Copy out all the lines in the records that include the word "title".

*** Opening of Data extract ***

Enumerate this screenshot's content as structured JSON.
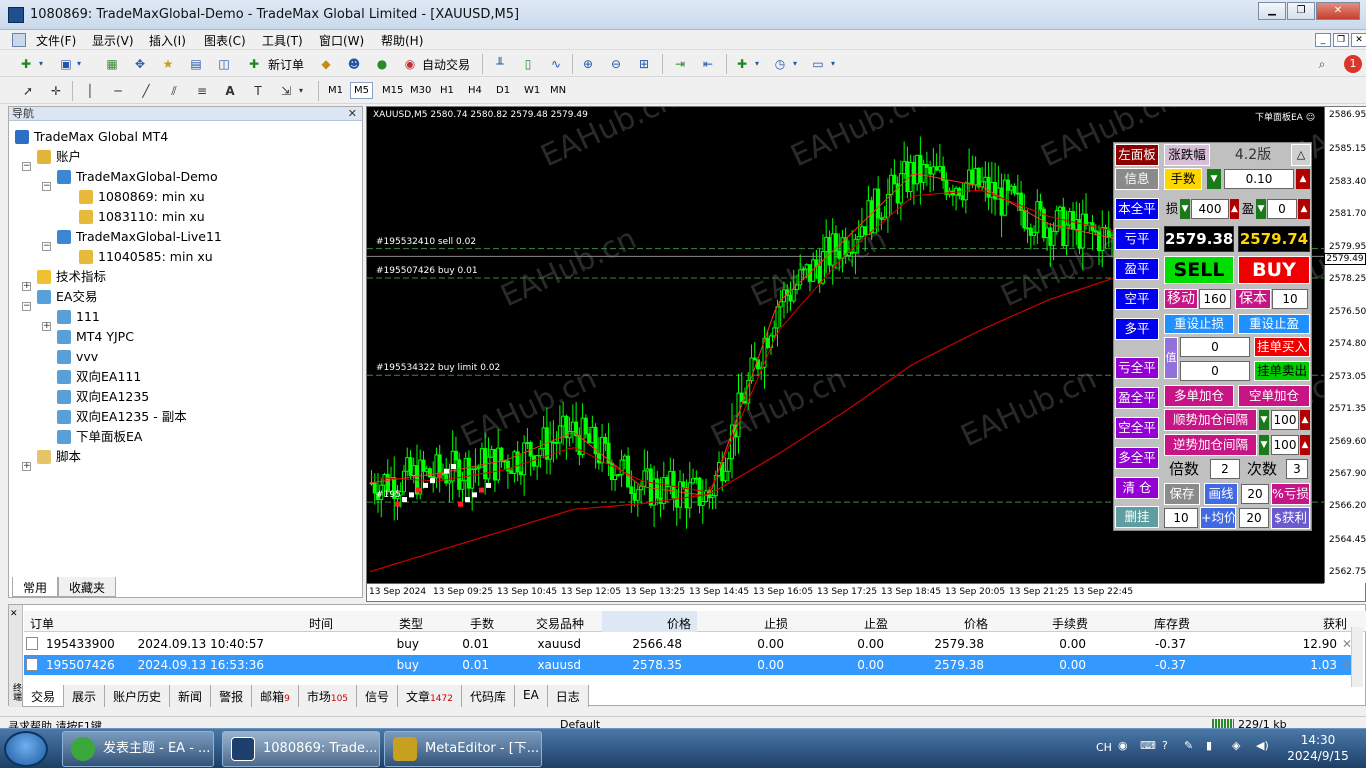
{
  "window": {
    "title": "1080869: TradeMaxGlobal-Demo - TradeMax Global Limited - [XAUUSD,M5]",
    "min": "▁",
    "max": "❐",
    "close": "✕"
  },
  "menu": [
    "文件(F)",
    "显示(V)",
    "插入(I)",
    "图表(C)",
    "工具(T)",
    "窗口(W)",
    "帮助(H)"
  ],
  "toolbar": {
    "new_order": "新订单",
    "auto_trade": "自动交易",
    "timeframes": [
      "M1",
      "M5",
      "M15",
      "M30",
      "H1",
      "H4",
      "D1",
      "W1",
      "MN"
    ],
    "active_tf": "M5",
    "notif_count": "1"
  },
  "navigator": {
    "title": "导航",
    "root": "TradeMax Global MT4",
    "accounts_label": "账户",
    "servers": [
      {
        "name": "TradeMaxGlobal-Demo",
        "accounts": [
          "1080869: min xu",
          "1083110: min xu"
        ]
      },
      {
        "name": "TradeMaxGlobal-Live11",
        "accounts": [
          "11040585: min xu"
        ]
      }
    ],
    "indicators_label": "技术指标",
    "ea_label": "EA交易",
    "eas": [
      "111",
      "MT4 YJPC",
      "vvv",
      "双向EA111",
      "双向EA1235",
      "双向EA1235 - 副本",
      "下单面板EA"
    ],
    "scripts_label": "脚本",
    "tabs": [
      "常用",
      "收藏夹"
    ]
  },
  "chart": {
    "ohlc": "XAUUSD,M5  2580.74 2580.82 2579.48 2579.49",
    "ea_tag": "下单面板EA ☺",
    "current_price": "2579.49",
    "order_lines": [
      {
        "label": "#195532410 sell 0.02",
        "price": 2579.9
      },
      {
        "label": "#195507426 buy 0.01",
        "price": 2578.35
      },
      {
        "label": "#195534322 buy limit 0.02",
        "price": 2573.2
      },
      {
        "label": "#195",
        "price": 2566.48
      }
    ],
    "price_ticks": [
      "2586.95",
      "2585.15",
      "2583.40",
      "2581.70",
      "2579.95",
      "2578.25",
      "2576.50",
      "2574.80",
      "2573.05",
      "2571.35",
      "2569.60",
      "2567.90",
      "2566.20",
      "2564.45",
      "2562.75"
    ],
    "time_ticks": [
      "13 Sep 2024",
      "13 Sep 09:25",
      "13 Sep 10:45",
      "13 Sep 12:05",
      "13 Sep 13:25",
      "13 Sep 14:45",
      "13 Sep 16:05",
      "13 Sep 17:25",
      "13 Sep 18:45",
      "13 Sep 20:05",
      "13 Sep 21:25",
      "13 Sep 22:45"
    ],
    "watermark": "EAHub.cn"
  },
  "chart_data": {
    "type": "line",
    "title": "XAUUSD,M5",
    "ylim": [
      2562.2,
      2587.4
    ],
    "x": [
      "13 Sep 2024",
      "13 Sep 09:25",
      "13 Sep 10:45",
      "13 Sep 12:05",
      "13 Sep 13:25",
      "13 Sep 14:45",
      "13 Sep 16:05",
      "13 Sep 17:25",
      "13 Sep 18:45",
      "13 Sep 20:05",
      "13 Sep 21:25",
      "13 Sep 22:45"
    ],
    "series": [
      {
        "values": [
          2567.5,
          2568.0,
          2568.7,
          2570.2,
          2567.3,
          2566.8,
          2577.0,
          2580.4,
          2583.9,
          2583.2,
          2581.2,
          2580.4
        ]
      },
      {
        "values": [
          2567.8,
          2567.6,
          2568.2,
          2569.4,
          2567.6,
          2567.0,
          2575.5,
          2579.6,
          2582.7,
          2583.0,
          2581.6,
          2580.8
        ]
      },
      {
        "values": [
          2562.8,
          2563.9,
          2565.0,
          2566.1,
          2566.4,
          2566.9,
          2569.0,
          2571.3,
          2573.8,
          2575.6,
          2577.2,
          2578.4
        ]
      }
    ]
  },
  "panel": {
    "left_panel": "左面板",
    "change": "涨跌幅",
    "version": "4.2版",
    "info": "信息",
    "lots_label": "手数",
    "lots": "0.10",
    "close_all": "本全平",
    "sl_label": "损",
    "sl": "400",
    "tp_label": "盈",
    "tp": "0",
    "loss_close": "亏平",
    "bid": "2579.38",
    "ask": "2579.74",
    "profit_close": "盈平",
    "sell": "SELL",
    "buy": "BUY",
    "short_close": "空平",
    "trail_label": "移动",
    "trail": "160",
    "be_label": "保本",
    "be": "10",
    "long_close": "多平",
    "reset_sl": "重设止损",
    "reset_tp": "重设止盈",
    "val_label": "值",
    "pend_val1": "0",
    "pend_val2": "0",
    "pend_buy": "挂单买入",
    "pend_sell": "挂单卖出",
    "loss_all": "亏全平",
    "profit_all": "盈全平",
    "short_all": "空全平",
    "long_all": "多全平",
    "clear": "清 仓",
    "del_pending": "删挂",
    "long_add": "多单加仓",
    "short_add": "空单加仓",
    "trend_add": "顺势加仓间隔",
    "trend_val": "100",
    "counter_add": "逆势加仓间隔",
    "counter_val": "100",
    "mult_label": "倍数",
    "mult": "2",
    "times_label": "次数",
    "times": "3",
    "save": "保存",
    "draw": "画线",
    "draw_val": "20",
    "pct_loss": "%亏损",
    "pending_num": "10",
    "avg_label": "+均价",
    "avg_val": "20",
    "dollar_profit": "$获利"
  },
  "terminal": {
    "headers": [
      "订单",
      "时间",
      "类型",
      "手数",
      "交易品种",
      "价格",
      "止损",
      "止盈",
      "价格",
      "手续费",
      "库存费",
      "获利"
    ],
    "rows": [
      [
        "195433900",
        "2024.09.13 10:40:57",
        "buy",
        "0.01",
        "xauusd",
        "2566.48",
        "0.00",
        "0.00",
        "2579.38",
        "0.00",
        "-0.37",
        "12.90"
      ],
      [
        "195507426",
        "2024.09.13 16:53:36",
        "buy",
        "0.01",
        "xauusd",
        "2578.35",
        "0.00",
        "0.00",
        "2579.38",
        "0.00",
        "-0.37",
        "1.03"
      ]
    ],
    "tabs": [
      {
        "label": "交易",
        "badge": ""
      },
      {
        "label": "展示",
        "badge": ""
      },
      {
        "label": "账户历史",
        "badge": ""
      },
      {
        "label": "新闻",
        "badge": ""
      },
      {
        "label": "警报",
        "badge": ""
      },
      {
        "label": "邮箱",
        "badge": "9"
      },
      {
        "label": "市场",
        "badge": "105"
      },
      {
        "label": "信号",
        "badge": ""
      },
      {
        "label": "文章",
        "badge": "1472"
      },
      {
        "label": "代码库",
        "badge": ""
      },
      {
        "label": "EA",
        "badge": ""
      },
      {
        "label": "日志",
        "badge": ""
      }
    ],
    "side_label": "终端"
  },
  "status": {
    "help": "寻求帮助,请按F1键",
    "profile": "Default",
    "traffic": "229/1 kb"
  },
  "taskbar": {
    "tasks": [
      "发表主题 - EA - ...",
      "1080869: Trade...",
      "MetaEditor - [下..."
    ],
    "lang": "CH",
    "time": "14:30",
    "date": "2024/9/15"
  }
}
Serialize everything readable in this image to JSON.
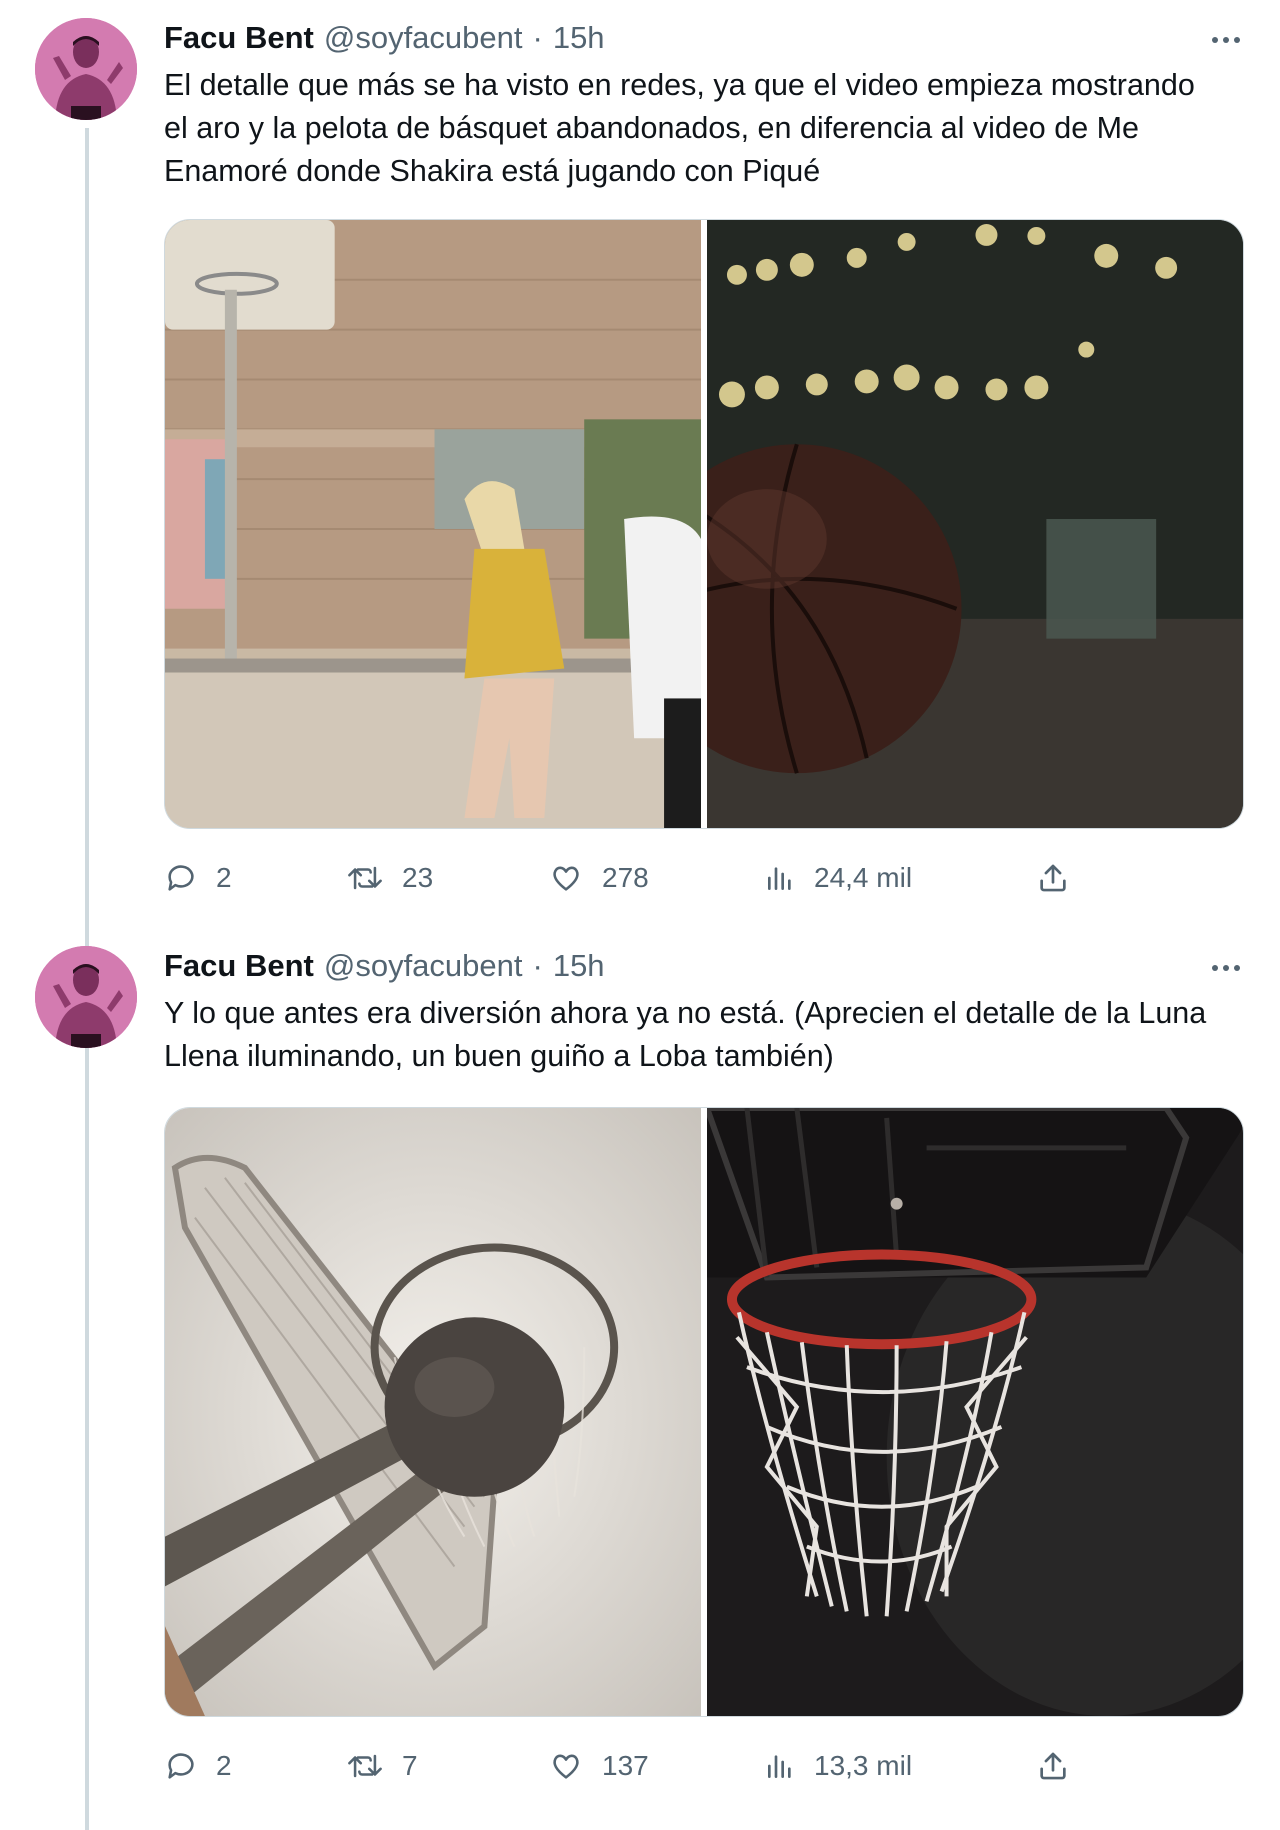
{
  "tweets": [
    {
      "author": {
        "display_name": "Facu Bent",
        "handle": "@soyfacubent"
      },
      "separator": "·",
      "time": "15h",
      "text": "El detalle que más se ha visto en redes, ya que el video empieza mostrando el aro y la pelota de básquet abandonados, en diferencia al video de Me Enamoré donde Shakira está jugando con Piqué",
      "media": [
        {
          "description": "woman-playing-basketball-street-court"
        },
        {
          "description": "basketball-on-dark-court-bokeh-lights"
        }
      ],
      "stats": {
        "replies": "2",
        "retweets": "23",
        "likes": "278",
        "views": "24,4 mil"
      }
    },
    {
      "author": {
        "display_name": "Facu Bent",
        "handle": "@soyfacubent"
      },
      "separator": "·",
      "time": "15h",
      "text": "Y lo que antes era diversión ahora ya no está. (Aprecien el detalle de la Luna Llena iluminando, un buen guiño a Loba también)",
      "media": [
        {
          "description": "ball-entering-hoop-against-sky"
        },
        {
          "description": "red-rim-white-net-dark-background"
        }
      ],
      "stats": {
        "replies": "2",
        "retweets": "7",
        "likes": "137",
        "views": "13,3 mil"
      }
    }
  ],
  "icons": {
    "more": "more-dots-icon",
    "reply": "reply-icon",
    "retweet": "retweet-icon",
    "like": "heart-icon",
    "views": "views-chart-icon",
    "share": "share-icon"
  },
  "colors": {
    "text": "#0f1419",
    "secondary": "#536471",
    "thread_line": "#cfd9de",
    "avatar_bg": "#cf6aa8"
  }
}
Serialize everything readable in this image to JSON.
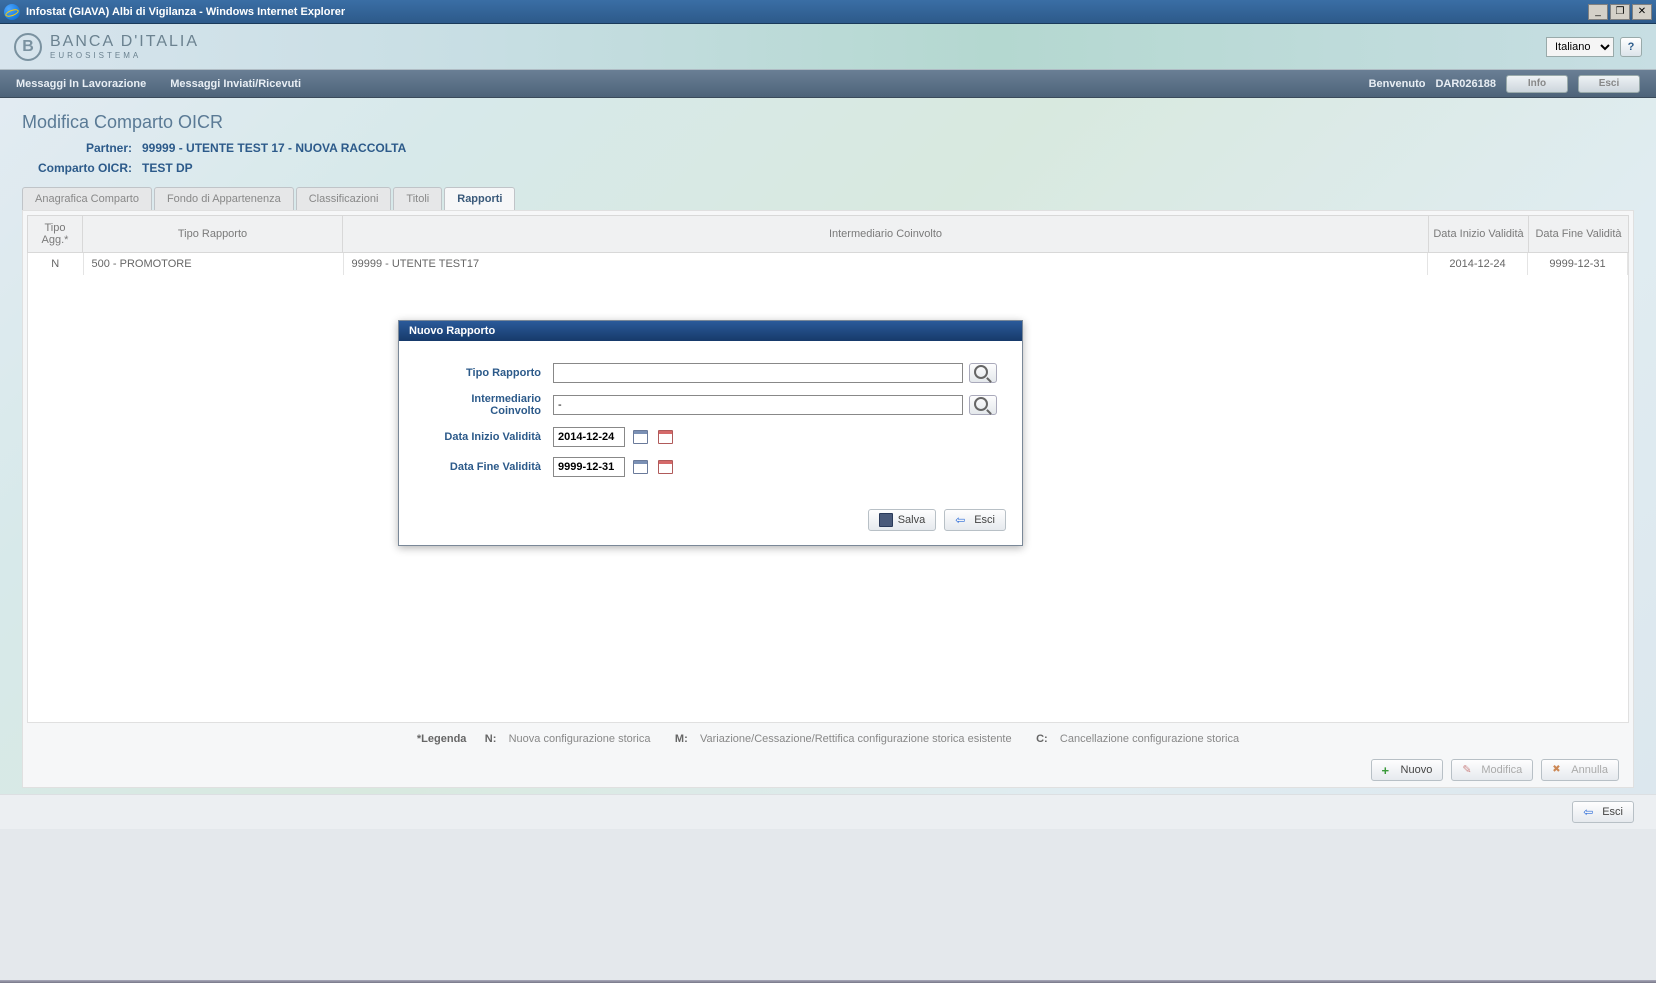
{
  "window": {
    "title": "Infostat (GIAVA) Albi di Vigilanza - Windows Internet Explorer"
  },
  "header": {
    "brand": "BANCA D'ITALIA",
    "subbrand": "EUROSISTEMA",
    "language": "Italiano"
  },
  "navbar": {
    "item1": "Messaggi In Lavorazione",
    "item2": "Messaggi Inviati/Ricevuti",
    "welcome": "Benvenuto",
    "user": "DAR026188",
    "btn_info": "Info",
    "btn_esci": "Esci"
  },
  "page": {
    "title": "Modifica Comparto OICR",
    "partner_label": "Partner:",
    "partner_value": "99999 - UTENTE TEST 17 - NUOVA RACCOLTA",
    "comparto_label": "Comparto OICR:",
    "comparto_value": "TEST DP"
  },
  "tabs": {
    "t1": "Anagrafica Comparto",
    "t2": "Fondo di Appartenenza",
    "t3": "Classificazioni",
    "t4": "Titoli",
    "t5": "Rapporti"
  },
  "grid": {
    "cols": {
      "c1": "Tipo Agg.*",
      "c2": "Tipo Rapporto",
      "c3": "Intermediario Coinvolto",
      "c4": "Data Inizio Validità",
      "c5": "Data Fine Validità"
    },
    "rows": [
      {
        "agg": "N",
        "tipo": "500 - PROMOTORE",
        "inter": "99999 - UTENTE TEST17",
        "inizio": "2014-12-24",
        "fine": "9999-12-31"
      }
    ]
  },
  "legend": {
    "star": "*Legenda",
    "n_k": "N:",
    "n_v": "Nuova configurazione storica",
    "m_k": "M:",
    "m_v": "Variazione/Cessazione/Rettifica configurazione storica esistente",
    "c_k": "C:",
    "c_v": "Cancellazione configurazione storica"
  },
  "actions": {
    "nuovo": "Nuovo",
    "modifica": "Modifica",
    "annulla": "Annulla",
    "esci": "Esci"
  },
  "modal": {
    "title": "Nuovo Rapporto",
    "lbl_tipo": "Tipo Rapporto",
    "val_tipo": "",
    "lbl_inter": "Intermediario Coinvolto",
    "val_inter": "-",
    "lbl_inizio": "Data Inizio Validità",
    "val_inizio": "2014-12-24",
    "lbl_fine": "Data Fine Validità",
    "val_fine": "9999-12-31",
    "btn_salva": "Salva",
    "btn_esci": "Esci"
  }
}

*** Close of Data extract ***

**Exercise result**.
    "title": "1080869: TradeMaxGlobal-Demo - TradeMax Global Limited - [XAUUSD,M5]",
    "title": "导航",
    "title": "XAUUSD,M5",
    "title": "Infostat (GIAVA) Albi di Vigilanza - Windows Internet Explorer"
    "title": "Modifica Comparto OICR",
    "title": "Nuovo Rapporto",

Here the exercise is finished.